The Good Place
BY AMY JOSEFA ARIEL
PARASHAT HA'AZINU DEUTERONOMY 32:1 - 32:52
18 SEPT 2017 / 27 ELUL 5777
Have you seen The Good Place? I don't mean the actual "Good Place", of course. I mean the NBC show.
No spoilers, but I will say the finale invites us to watch the whole first season again to dig more deeply into the question of what it means to be a good person. Eleanor Shellstrop is a recently deceased young woman who wakes up in "The Good Place" - a heaven-like utopia she is told is designed to reward those who have lived a righteous life. The thing is, Eleanor didn't. She is certain she isn't supposed to be there. Hoping to stay in The Good Place, Eleanor confesses to her assigned soulmate, Chidi, a university ethics professor in life, who agrees to teach her how to be a good person and avoid being discovered and sent to "The Bad Place." Surrounded by imperfect people she believes were rightfully admitted into The Good Place, Eleanor starts making ethical choices. Those choices become increasingly easier for her.
Eleanor basically illustrates for us Ben Azzai's teaching from Pirkei Avot 4:2 that we should, "Run to do the least of the commandments" and "[r]un away from a transgression, for a commandment pulls along a commandment and a transgression pulls along a transgression." In other words, doing one small mitzvah makes it easier to do another mitzvah, and doing something wrong makes it easier to do something even worse.
I've been a little obsessed with thinking about this show, and I find myself connecting "The Good Place" and my favorite name for God - HaMakom/The Place. What better - or more good - place could there be than God?
It would also be hard to miss the obvious parallels between The Good Place and Shabbat Shuvah - the Sabbath of returning. On this Shabbat between Rosh HaShanah and Yom Kippur we are in the midst of "doing teshuvah" returning to our truest and best selves, seeking forgiveness and beginning again in a fresh new year. Like Eleanor, we are engaged in this process in community. What's more, at its core the show seems to understand whole concept of selichot, of the communal prayers during which we confess the wrongs we have committed collectively. Whatever any of us has or has not done individually, collectively we have done these things and the community we are part of shapes the people we are.
Basically, The Good Place packs in everything we do in this High Holiday season.
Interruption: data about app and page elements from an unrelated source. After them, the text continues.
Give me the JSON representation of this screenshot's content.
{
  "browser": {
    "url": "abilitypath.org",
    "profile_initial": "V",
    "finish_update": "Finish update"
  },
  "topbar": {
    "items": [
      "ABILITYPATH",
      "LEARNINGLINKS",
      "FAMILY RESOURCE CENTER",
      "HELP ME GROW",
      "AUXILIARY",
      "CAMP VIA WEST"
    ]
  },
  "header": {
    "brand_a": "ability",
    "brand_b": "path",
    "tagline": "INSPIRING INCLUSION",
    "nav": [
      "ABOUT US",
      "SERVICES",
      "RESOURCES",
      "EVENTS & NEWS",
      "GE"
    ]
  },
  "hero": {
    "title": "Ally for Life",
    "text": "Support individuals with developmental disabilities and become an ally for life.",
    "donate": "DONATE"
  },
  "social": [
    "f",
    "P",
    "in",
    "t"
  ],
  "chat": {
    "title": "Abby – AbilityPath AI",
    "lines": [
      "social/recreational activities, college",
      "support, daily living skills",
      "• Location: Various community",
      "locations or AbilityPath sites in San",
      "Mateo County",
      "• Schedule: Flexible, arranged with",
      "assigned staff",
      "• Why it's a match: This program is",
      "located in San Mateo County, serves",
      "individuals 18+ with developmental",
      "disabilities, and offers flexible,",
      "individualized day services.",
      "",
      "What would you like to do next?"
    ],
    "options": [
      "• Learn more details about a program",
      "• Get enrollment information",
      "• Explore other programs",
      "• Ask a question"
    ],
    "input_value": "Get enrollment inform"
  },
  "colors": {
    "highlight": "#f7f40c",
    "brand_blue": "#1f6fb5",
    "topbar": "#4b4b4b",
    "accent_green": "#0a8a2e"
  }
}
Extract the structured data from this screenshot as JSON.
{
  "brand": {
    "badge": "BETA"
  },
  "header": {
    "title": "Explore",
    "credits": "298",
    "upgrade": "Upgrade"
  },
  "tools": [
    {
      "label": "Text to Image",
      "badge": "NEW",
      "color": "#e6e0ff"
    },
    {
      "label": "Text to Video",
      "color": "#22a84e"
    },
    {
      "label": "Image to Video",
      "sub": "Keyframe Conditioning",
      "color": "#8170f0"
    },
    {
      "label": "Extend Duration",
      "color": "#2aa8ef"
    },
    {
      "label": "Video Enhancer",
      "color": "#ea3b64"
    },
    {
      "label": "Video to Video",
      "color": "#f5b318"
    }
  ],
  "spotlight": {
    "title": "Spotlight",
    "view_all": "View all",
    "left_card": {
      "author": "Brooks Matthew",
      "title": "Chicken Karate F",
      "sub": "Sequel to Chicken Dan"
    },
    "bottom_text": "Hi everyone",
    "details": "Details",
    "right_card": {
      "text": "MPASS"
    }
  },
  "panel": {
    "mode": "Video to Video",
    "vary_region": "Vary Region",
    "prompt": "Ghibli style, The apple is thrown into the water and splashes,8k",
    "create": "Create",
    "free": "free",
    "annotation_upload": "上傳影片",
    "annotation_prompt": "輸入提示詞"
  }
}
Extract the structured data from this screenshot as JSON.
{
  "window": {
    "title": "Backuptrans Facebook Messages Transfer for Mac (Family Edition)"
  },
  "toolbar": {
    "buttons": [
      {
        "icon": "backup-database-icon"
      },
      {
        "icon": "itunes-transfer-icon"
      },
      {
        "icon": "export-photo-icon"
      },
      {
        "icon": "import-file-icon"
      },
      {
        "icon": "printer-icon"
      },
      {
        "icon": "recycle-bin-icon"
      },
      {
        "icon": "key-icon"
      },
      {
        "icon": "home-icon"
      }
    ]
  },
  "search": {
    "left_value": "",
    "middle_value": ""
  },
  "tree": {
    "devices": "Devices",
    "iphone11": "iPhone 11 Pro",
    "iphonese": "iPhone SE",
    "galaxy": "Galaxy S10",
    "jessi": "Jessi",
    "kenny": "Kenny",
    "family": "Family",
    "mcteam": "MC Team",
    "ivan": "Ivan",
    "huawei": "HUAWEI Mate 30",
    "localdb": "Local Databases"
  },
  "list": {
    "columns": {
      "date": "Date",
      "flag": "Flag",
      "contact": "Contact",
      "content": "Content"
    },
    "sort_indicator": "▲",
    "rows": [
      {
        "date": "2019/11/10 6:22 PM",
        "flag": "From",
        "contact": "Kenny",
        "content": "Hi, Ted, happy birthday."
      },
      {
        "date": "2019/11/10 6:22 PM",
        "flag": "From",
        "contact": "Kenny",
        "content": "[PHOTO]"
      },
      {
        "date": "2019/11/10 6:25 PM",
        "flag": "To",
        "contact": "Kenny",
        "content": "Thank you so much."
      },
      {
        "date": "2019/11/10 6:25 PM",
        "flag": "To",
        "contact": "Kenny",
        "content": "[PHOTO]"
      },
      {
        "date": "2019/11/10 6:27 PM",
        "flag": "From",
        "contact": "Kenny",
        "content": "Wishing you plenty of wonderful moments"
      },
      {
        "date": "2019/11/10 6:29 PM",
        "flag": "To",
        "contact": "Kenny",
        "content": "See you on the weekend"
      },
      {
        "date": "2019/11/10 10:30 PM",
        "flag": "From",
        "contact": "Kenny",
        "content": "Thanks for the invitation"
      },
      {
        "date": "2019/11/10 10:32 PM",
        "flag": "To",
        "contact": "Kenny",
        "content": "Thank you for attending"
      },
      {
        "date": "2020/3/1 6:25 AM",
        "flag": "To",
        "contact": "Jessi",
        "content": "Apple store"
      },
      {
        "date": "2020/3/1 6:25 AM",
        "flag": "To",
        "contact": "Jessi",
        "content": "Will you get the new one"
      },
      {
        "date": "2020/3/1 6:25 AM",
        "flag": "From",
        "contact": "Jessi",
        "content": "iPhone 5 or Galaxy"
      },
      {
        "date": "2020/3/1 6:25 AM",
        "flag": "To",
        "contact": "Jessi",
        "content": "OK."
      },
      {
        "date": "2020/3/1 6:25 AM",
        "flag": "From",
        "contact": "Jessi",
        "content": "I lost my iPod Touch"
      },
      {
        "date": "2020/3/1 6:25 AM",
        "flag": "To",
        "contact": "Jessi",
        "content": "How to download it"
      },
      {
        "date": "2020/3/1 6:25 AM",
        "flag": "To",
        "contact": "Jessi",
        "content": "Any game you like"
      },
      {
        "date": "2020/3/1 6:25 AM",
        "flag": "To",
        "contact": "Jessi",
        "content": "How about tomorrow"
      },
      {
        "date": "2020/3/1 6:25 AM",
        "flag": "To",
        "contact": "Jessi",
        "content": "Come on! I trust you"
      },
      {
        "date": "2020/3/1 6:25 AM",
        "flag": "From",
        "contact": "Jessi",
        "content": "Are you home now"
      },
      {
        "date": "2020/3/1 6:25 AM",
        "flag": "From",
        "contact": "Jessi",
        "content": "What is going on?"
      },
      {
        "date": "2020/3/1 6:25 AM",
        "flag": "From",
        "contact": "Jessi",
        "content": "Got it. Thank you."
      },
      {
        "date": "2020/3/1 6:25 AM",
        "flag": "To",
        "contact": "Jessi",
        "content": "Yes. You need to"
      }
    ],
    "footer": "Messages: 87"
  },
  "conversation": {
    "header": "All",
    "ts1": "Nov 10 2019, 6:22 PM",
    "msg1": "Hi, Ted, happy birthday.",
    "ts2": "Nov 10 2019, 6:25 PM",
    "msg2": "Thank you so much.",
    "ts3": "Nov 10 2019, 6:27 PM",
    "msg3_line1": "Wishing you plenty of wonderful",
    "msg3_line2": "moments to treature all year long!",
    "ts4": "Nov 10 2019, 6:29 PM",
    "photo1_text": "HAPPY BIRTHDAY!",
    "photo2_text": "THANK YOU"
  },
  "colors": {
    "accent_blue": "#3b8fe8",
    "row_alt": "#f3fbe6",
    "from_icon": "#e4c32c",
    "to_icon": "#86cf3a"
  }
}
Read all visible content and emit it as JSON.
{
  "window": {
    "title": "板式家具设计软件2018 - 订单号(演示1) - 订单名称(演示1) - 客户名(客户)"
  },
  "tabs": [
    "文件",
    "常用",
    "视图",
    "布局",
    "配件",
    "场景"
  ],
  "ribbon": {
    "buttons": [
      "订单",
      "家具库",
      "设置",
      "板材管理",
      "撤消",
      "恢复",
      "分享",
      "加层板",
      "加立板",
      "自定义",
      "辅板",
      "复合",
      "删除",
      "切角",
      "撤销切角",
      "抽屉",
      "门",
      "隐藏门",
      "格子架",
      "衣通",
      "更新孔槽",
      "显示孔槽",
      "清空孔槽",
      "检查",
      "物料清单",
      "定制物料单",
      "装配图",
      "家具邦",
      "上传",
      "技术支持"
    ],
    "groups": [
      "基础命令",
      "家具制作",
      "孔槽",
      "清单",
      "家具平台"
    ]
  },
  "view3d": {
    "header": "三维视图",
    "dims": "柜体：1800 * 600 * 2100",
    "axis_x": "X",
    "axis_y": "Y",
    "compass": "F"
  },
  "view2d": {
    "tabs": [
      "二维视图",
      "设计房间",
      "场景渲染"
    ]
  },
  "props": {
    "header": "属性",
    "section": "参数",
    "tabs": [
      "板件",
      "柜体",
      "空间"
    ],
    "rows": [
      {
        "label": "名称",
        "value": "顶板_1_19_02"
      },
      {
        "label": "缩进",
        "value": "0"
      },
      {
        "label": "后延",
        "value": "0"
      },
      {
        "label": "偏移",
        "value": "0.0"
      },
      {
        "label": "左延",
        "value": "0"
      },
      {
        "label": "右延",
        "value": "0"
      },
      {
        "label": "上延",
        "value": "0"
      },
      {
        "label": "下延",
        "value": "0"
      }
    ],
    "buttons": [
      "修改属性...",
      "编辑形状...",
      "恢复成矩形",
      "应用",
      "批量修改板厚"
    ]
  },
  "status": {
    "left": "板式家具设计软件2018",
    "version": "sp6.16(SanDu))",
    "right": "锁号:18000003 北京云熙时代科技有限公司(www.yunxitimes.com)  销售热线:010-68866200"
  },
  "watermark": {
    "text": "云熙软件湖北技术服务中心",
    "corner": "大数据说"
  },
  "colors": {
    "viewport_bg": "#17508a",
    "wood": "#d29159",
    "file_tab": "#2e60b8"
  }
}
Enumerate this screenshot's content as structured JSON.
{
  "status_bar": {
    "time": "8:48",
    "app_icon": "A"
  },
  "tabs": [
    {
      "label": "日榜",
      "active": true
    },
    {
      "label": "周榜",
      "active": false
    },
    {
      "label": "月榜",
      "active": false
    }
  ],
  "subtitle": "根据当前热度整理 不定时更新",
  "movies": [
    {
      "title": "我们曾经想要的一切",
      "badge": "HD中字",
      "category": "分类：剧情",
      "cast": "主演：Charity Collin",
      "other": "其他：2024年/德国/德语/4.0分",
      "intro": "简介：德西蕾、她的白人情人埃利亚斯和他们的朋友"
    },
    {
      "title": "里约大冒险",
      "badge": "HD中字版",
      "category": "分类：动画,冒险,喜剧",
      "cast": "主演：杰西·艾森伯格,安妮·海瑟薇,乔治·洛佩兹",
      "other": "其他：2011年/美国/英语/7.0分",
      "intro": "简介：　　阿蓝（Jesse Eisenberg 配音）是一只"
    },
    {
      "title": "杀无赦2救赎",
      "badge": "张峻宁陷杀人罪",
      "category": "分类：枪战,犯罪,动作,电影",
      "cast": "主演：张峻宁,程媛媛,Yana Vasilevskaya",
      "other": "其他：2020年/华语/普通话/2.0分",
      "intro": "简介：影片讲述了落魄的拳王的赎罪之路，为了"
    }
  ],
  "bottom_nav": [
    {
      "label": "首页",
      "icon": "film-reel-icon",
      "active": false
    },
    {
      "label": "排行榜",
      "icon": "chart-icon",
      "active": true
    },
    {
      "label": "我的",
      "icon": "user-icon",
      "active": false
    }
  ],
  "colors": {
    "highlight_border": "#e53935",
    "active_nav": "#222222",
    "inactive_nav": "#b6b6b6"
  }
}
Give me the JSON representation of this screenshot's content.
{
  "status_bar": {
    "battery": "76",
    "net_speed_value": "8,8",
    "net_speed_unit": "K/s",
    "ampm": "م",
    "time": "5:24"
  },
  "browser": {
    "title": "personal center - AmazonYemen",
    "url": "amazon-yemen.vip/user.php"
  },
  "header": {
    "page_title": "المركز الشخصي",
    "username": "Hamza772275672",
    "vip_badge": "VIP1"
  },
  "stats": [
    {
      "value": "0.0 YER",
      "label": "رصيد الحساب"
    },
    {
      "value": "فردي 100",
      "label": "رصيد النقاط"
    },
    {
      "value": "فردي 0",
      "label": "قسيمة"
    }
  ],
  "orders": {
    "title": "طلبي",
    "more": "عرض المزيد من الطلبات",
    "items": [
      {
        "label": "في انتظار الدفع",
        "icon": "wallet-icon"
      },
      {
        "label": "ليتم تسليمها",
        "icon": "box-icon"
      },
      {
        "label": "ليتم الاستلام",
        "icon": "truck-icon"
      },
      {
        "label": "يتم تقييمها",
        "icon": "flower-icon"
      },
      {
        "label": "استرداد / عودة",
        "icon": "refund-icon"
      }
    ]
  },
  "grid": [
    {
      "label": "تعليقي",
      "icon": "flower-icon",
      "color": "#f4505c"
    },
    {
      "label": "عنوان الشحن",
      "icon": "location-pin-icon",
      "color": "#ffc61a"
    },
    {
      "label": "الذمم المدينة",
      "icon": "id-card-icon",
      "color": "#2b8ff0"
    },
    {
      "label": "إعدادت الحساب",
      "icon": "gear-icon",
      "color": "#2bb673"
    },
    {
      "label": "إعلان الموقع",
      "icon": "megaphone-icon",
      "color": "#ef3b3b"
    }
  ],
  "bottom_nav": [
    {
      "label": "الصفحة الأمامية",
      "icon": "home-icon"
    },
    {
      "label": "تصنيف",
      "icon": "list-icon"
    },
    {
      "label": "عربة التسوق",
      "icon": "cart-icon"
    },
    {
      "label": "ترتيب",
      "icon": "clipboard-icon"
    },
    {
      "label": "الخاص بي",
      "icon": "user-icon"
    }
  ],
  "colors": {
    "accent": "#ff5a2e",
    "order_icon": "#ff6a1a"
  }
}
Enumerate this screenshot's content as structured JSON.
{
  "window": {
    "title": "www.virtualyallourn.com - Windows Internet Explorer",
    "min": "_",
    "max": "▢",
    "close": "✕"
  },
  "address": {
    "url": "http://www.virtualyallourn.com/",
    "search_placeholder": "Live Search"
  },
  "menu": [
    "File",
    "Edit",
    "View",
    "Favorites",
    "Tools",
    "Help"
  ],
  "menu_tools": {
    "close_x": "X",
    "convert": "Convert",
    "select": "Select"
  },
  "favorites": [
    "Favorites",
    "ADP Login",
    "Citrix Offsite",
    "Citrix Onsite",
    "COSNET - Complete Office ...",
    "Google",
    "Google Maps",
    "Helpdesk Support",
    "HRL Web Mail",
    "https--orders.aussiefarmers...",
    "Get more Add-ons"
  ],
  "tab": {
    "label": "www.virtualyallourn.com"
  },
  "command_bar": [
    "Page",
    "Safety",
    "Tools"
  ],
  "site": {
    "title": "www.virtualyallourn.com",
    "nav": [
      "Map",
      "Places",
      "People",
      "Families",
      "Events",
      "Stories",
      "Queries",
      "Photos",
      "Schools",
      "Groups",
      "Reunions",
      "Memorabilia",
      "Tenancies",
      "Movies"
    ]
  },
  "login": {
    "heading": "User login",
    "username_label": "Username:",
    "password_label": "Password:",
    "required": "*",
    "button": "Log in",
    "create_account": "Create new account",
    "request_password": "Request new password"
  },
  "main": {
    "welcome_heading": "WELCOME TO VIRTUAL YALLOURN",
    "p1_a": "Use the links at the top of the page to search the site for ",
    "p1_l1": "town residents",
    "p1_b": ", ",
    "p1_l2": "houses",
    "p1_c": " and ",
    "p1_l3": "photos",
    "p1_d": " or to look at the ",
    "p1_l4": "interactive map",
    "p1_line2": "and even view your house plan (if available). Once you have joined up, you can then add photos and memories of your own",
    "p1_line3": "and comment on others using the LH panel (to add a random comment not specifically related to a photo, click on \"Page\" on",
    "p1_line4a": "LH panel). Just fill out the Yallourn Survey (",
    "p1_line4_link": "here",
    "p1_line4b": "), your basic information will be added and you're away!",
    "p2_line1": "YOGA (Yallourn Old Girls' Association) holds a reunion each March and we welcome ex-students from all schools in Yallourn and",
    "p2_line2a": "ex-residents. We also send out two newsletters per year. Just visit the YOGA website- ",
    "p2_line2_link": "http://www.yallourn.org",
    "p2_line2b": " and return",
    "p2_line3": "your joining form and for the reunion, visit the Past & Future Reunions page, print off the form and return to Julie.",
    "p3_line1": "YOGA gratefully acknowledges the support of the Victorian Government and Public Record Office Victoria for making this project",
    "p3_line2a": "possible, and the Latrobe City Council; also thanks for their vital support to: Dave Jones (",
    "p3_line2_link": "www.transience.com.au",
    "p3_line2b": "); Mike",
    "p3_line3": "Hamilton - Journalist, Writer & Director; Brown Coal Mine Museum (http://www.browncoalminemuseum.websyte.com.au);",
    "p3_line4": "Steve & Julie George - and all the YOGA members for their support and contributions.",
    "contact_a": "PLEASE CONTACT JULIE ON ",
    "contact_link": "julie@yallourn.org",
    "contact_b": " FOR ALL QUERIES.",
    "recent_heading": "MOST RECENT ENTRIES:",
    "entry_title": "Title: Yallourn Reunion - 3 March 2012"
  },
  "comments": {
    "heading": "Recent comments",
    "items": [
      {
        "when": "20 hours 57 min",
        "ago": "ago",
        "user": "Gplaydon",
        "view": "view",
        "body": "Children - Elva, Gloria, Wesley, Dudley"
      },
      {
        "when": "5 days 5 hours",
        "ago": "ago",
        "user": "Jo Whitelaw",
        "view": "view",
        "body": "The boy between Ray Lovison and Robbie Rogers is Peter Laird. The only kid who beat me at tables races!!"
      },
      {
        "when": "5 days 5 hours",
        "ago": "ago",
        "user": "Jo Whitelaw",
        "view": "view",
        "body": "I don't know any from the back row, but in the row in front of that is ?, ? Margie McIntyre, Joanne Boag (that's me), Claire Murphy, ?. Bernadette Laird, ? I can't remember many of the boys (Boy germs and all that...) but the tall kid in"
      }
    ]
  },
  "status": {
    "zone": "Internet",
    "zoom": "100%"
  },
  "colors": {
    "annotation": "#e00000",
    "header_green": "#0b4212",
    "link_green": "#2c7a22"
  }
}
What about this week's parsha? Is it in there, too? I'd say so. This week we read Ha'azinu. In it, Moses sings his last song, a love poem to God and a harsh rebuke of the people, pleading with all of us to listen to him, begging us to live lives worthy of the relationship we have with God, and assuring us that as we insist on doing wrong, our enemies will overtake us and our existence will be nothing but suffering. This isn't Ki Tavo, but it's also not exceptionally comforting. But then Ha'azinu is paired with the Haftarah portion Samuel II 22:1-51, and that is a relief. David has been rescued from his enemies, including King Saul. “God is my rock, my shelter, my refuge,” David sings (22:2). He compares Saul to, shall we say, "The Bad Place" - sheol - which sounds like Saul’s name in Hebrew: Sha'ul. David affirms that the power of his enemies comes from God, and also that God is the ultimate power that will save him - and by extension, us. In Ha'azinu Moses entreats us to consider that everything comes from God, and in Samuel David comforts us that "everything" includes mercy, forgiveness, and rescue. It seems David finally hears Moses's plea and returns to God.
The literal meaning of "teshuvah" is return. Return to what? Return to where? Perhaps to one's most true self. Post-biblical Judaism insists that each of our souls, created in the image of God, is entirely suffused with goodness. We seek to return to the goodness at the center of what it really means to be human. We seek to return to God. God. HaMakom. The Place. Perhaps, The Good Place.
Goodness isn't perfect. It's all kinds of messy. What does it mean to be good? To do right? To live well? I'm not exactly sharing a novel insight when I say that it's complicated. Super complicated. And this return we are after isn't a destination; it's a journey. It can be such a struggle. It is good news that as Moses and David assure us mercy, forgiveness, and rescue are part of the fabric of the world, and we are traveling in good company.
Just ask Eleanor Shellstrop.